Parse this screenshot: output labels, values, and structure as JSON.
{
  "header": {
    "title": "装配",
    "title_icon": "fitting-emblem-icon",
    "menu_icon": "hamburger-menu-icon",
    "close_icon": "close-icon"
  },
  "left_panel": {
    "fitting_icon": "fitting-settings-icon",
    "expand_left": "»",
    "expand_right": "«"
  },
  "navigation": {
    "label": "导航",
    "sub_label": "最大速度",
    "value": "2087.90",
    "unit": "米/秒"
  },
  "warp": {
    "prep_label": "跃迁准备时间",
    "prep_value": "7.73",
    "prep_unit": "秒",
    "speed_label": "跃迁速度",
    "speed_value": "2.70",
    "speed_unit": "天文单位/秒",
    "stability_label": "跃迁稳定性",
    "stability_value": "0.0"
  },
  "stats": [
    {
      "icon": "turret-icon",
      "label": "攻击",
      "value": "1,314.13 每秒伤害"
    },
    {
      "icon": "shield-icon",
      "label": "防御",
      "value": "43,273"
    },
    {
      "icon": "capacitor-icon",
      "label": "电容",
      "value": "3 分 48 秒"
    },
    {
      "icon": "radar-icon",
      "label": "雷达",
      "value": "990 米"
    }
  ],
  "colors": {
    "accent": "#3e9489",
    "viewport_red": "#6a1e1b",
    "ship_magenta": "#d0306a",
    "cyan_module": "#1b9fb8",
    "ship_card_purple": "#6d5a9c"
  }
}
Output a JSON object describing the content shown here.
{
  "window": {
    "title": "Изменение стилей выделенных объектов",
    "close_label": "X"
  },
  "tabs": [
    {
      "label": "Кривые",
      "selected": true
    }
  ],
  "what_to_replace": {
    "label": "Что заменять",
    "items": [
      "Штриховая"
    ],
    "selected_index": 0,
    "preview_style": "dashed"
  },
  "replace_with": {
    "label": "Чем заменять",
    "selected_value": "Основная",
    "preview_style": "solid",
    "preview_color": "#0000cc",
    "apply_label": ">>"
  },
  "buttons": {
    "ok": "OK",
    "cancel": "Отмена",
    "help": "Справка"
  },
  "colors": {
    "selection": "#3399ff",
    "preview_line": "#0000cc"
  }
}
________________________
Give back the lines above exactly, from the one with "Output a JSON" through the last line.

Output a JSON object describing the content shown here.
{
  "window": {
    "title": "Изменение стилей выделенных объектов",
    "close_label": "X"
  },
  "tabs": [
    {
      "label": "Кривые",
      "selected": true
    }
  ],
  "what_to_replace": {
    "label": "Что заменять",
    "items": [
      "Штриховая"
    ],
    "selected_index": 0,
    "preview_style": "dashed"
  },
  "replace_with": {
    "label": "Чем заменять",
    "selected_value": "Основная",
    "preview_style": "solid",
    "preview_color": "#0000cc",
    "apply_label": ">>"
  },
  "buttons": {
    "ok": "OK",
    "cancel": "Отмена",
    "help": "Справка"
  },
  "colors": {
    "selection": "#3399ff",
    "preview_line": "#0000cc"
  }
}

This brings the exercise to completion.